The Tampa Bay Lightning currently own the tenth and nineteenth selections in the first round of the 2012 NHL Entry Draft. Should the team keep the tenth overall pick, it will mark the twelfth time in franchise history they have made a top-ten selection. The Lightning, much the same as every other team in the NHL, have had their share of hits and misses with lottery selections. While players such as Vincent Lecavalier and Steven Stamkos can help make a franchise, the likes of Alexander Svitov and Nikita Alexeev can help break one. General manager Steve Yzerman and company are hoping Friday will be the last time, for at least a while, they will be drafting a player this high with their own pick.
Given the current state of the franchise, it can be viewed as a positive that this year’s draft is said to be a good year for defensemen. The prospect pool on the back end is a little shallow, but the club will have plenty of chances remedy that this weekend. With that in mind, here are five names to keep in mind when the Lightning are on the clock.
1. Morgan Rielly, D (Moose Jaw Warriors, WHL)
Our very own Christopher Ralph pegged Morgan Rielly to the Lightning in his mock draft. Should Rielly be available for the Lightning, I too see him as the choice. Rielly would be a perfect fit for an organization lacking a true puck-moving defenseman. Despite suffering a torn ACL in November, he possesses elite skating and a tremendous feel for the offensive game. At 6-foot and weighing a meal under 200 pounds, Rielly doesn’t have imposing size, but he isn’t small either. Like any young defenseman, his defensive game needs a little work, but his skill set is certainly not easy to come by on the blue line.
2. Jacob Trouba, D (USA U-18, USHL)
Trouba may not be the elite skater Rielly is, but he is no pylon. The 6-foot-2, 194 pound rear guard is a strong skater who isn’t afraid to dish out big hits. He doesn’t project to be a superior puck mover at the NHL level, but he does own a heavy shot from the point. Trouba does, however, project to be at least a top-4 defenseman due to his defensive prowess. His play in the most recent U-18 and World Junior Championships showed he can play well against some the best prospects in the world. He will continue to progress his overall game next season as a member of the University of Michigan under the guidance of the legendary Red Berenson.
3. Cody Ceci, D (Ottawa, OHL)
Ceci fits in somewhere between Rielly’s strong offensive style and Trouba’s stout defensive game. He has good size at 6-foot-2 and 205 pounds and skates well with strong lateral movement. Ceci has a wicked shot that he used to pot 16 goals this past season. He isn’t an elite puck-mover, but he can distribute it well and makes strong first outlet passes. He also showed improvement in his own end throughout the season, but needs to continue to add strength to his frame and he wasn’t always on the winning side of one-on-one situations. His combination of size, skating and hockey sense make him a strong prospect. He is relied upon to play big minutes in Ottawa, and another season in the OHL will only help develop his enticing skills.

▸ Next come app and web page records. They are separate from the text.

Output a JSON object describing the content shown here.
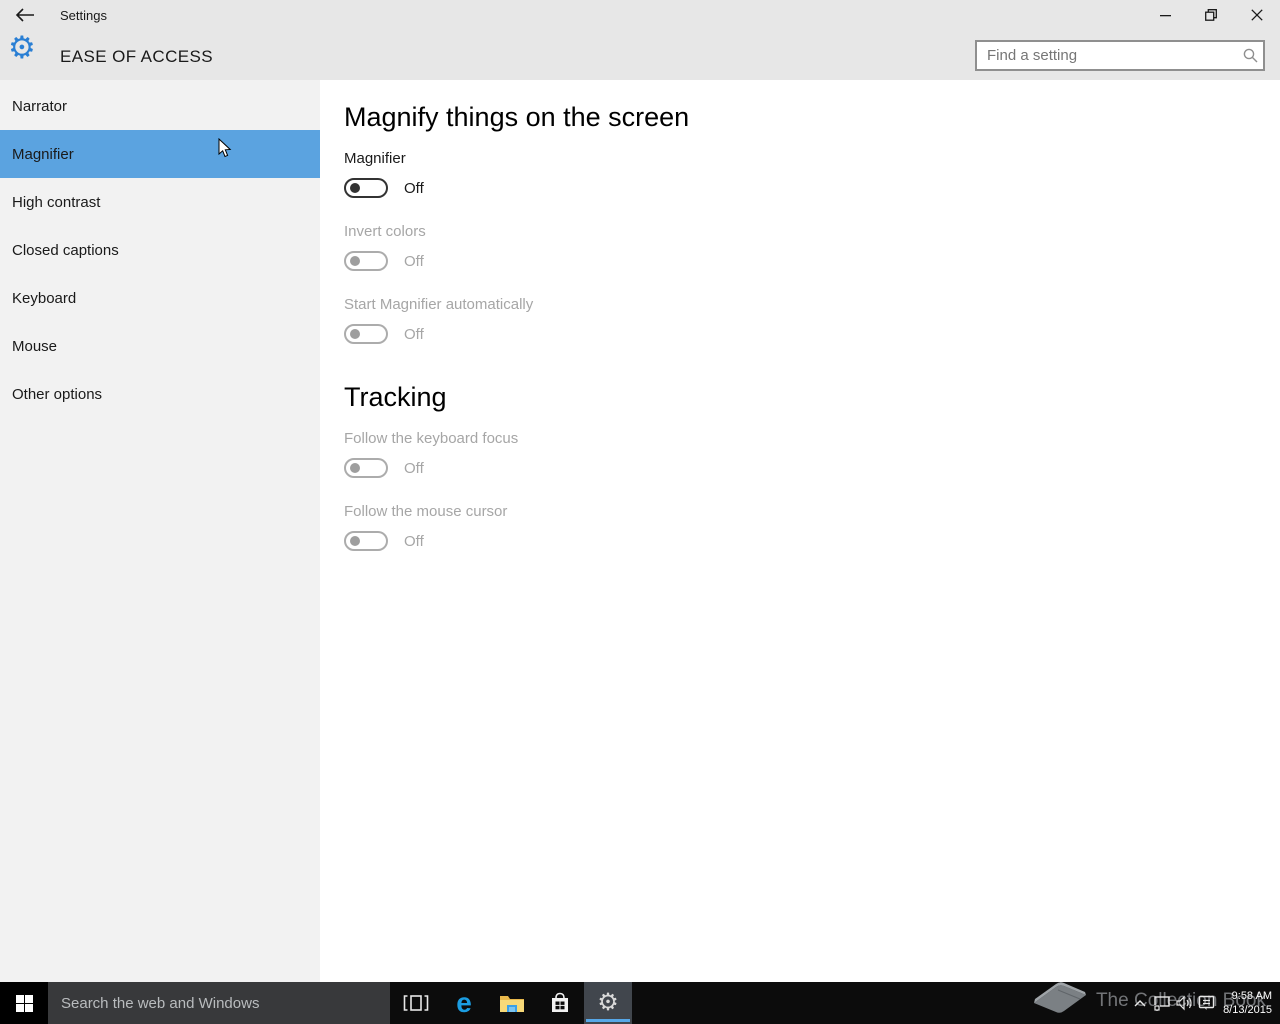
{
  "titlebar": {
    "title": "Settings"
  },
  "header": {
    "category": "EASE OF ACCESS",
    "search_placeholder": "Find a setting",
    "gear_icon": "gear",
    "accent_color": "#2a7fd4"
  },
  "sidebar": {
    "selected_color": "#5ba3e0",
    "background": "#f2f2f2",
    "items": [
      {
        "label": "Narrator",
        "selected": false
      },
      {
        "label": "Magnifier",
        "selected": true
      },
      {
        "label": "High contrast",
        "selected": false
      },
      {
        "label": "Closed captions",
        "selected": false
      },
      {
        "label": "Keyboard",
        "selected": false
      },
      {
        "label": "Mouse",
        "selected": false
      },
      {
        "label": "Other options",
        "selected": false
      }
    ]
  },
  "main": {
    "sections": [
      {
        "heading": "Magnify things on the screen",
        "settings": [
          {
            "label": "Magnifier",
            "state": "Off",
            "enabled": true
          },
          {
            "label": "Invert colors",
            "state": "Off",
            "enabled": false
          },
          {
            "label": "Start Magnifier automatically",
            "state": "Off",
            "enabled": false
          }
        ]
      },
      {
        "heading": "Tracking",
        "settings": [
          {
            "label": "Follow the keyboard focus",
            "state": "Off",
            "enabled": false
          },
          {
            "label": "Follow the mouse cursor",
            "state": "Off",
            "enabled": false
          }
        ]
      }
    ]
  },
  "taskbar": {
    "background": "#0c0c0c",
    "search_placeholder": "Search the web and Windows",
    "apps": [
      {
        "name": "task-view",
        "active": false
      },
      {
        "name": "edge",
        "active": false
      },
      {
        "name": "file-explorer",
        "active": false
      },
      {
        "name": "store",
        "active": false
      },
      {
        "name": "settings",
        "active": true
      }
    ],
    "active_underline_color": "#57a8e8",
    "watermark": "The Collection Book",
    "tray": {
      "icons": [
        "chevron-up",
        "network",
        "volume",
        "action-center"
      ],
      "time": "9:58 AM",
      "date": "8/13/2015"
    }
  }
}
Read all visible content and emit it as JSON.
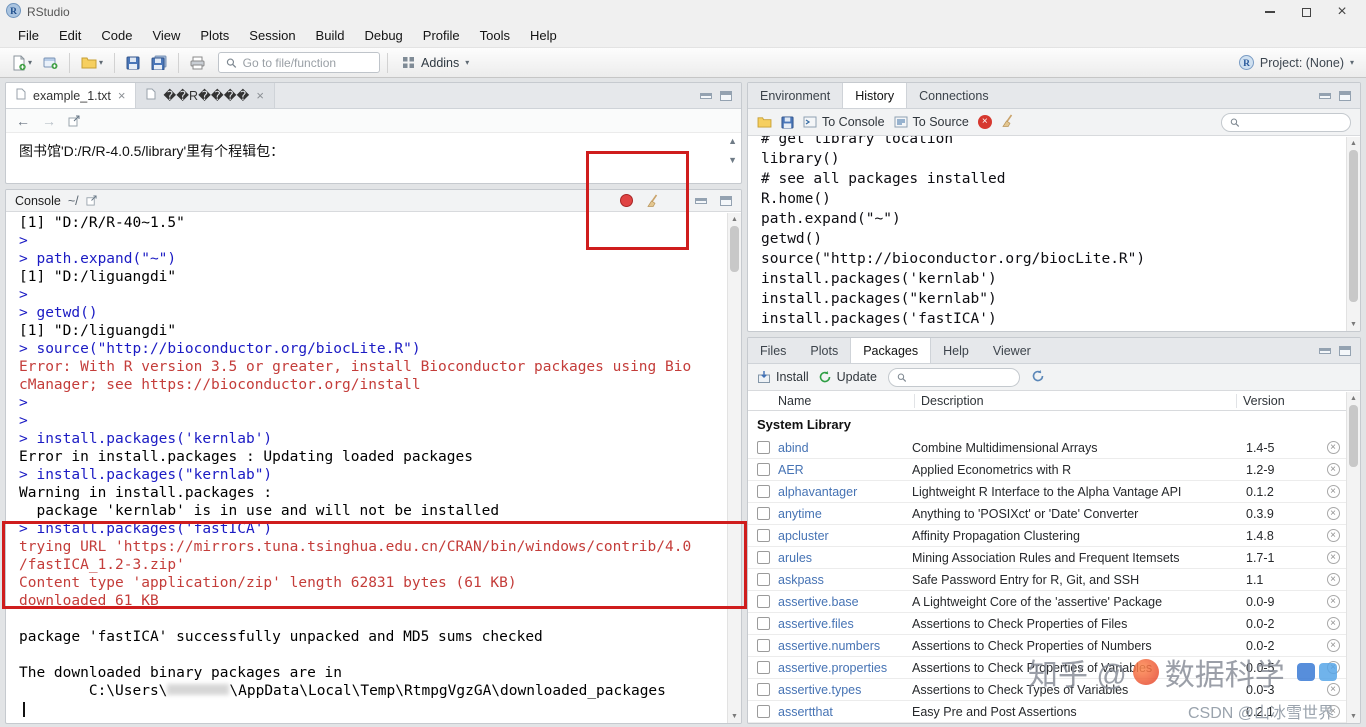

4. Olli Maatta, D (London, OHL)
As the first pick in the 2011 CHL import draft, Maatta had lofty expectations prior to arriving in London. While there were ups and downs in his first season in North America, he showed the evolved game that led London to use the first pick on him. His offensive game wasn’t apparent early in the season, and a concussion during the World Junior Championships didn’t help matters. However, after his return to the lineup he began to find his game. He didn’t receive consistent power play time during the season, but he was a fixture on the London penalty kill. As the season progressed, his offensive game came along as he used his shot more frequently. He makes strong outlet passes and sees the ice well. At 6-foot-2 and 200 pounds, Maatta was able to play a surprisingly physical game. His impressive playoff performance has gotten the attention of many scouts.
5. Mikhail Grigorenko, C (Quebec, QMJHL)
Grigorenko is a massively built 6-foot-3, 200 pound Russian center. His talent and potential are arguably the best in the draft. However, questions about compete level and work ethic continue to arise regarding Grigorenko. While I personally don’t see him falling to the Lightning at number ten, I also don’t see them passing on him should he still be on the board. The Lightning simply lack high end center prospects and Steve Yzerman has shown he isn’t afraid to draft Russians. Grigorenko played with 2011 Lightning second-rounder Nikita Kucherov, and 2012 draft eligible Nikita Gusev, back home for CSKA of the MHL. Talents like Grigorenko are always tempting, and if he falls down the draft board he could give Lightning brass quite the dilemma.
The only thing you can be sure of when it comes to the draft is uncertainty. Trades will be made and players will not go where there are projected. The Lightning could very well use the tenth overall selection to bring in roster help. They could use it is part of a package to move up in the draft. No one really knows what will happen Friday night. The waiting may be the hardest part, but the speculation can be quite enjoyable.
I am a Tampa Bay Lightning correspondent for TheHockeyWriters.com. Hockey and writing have been passions of mine as long as I can remember. I have followed the Lightning from the initial puck drop at Expo Hall in 1992 and plan to keep fans in the loop with all things Lightning hockey.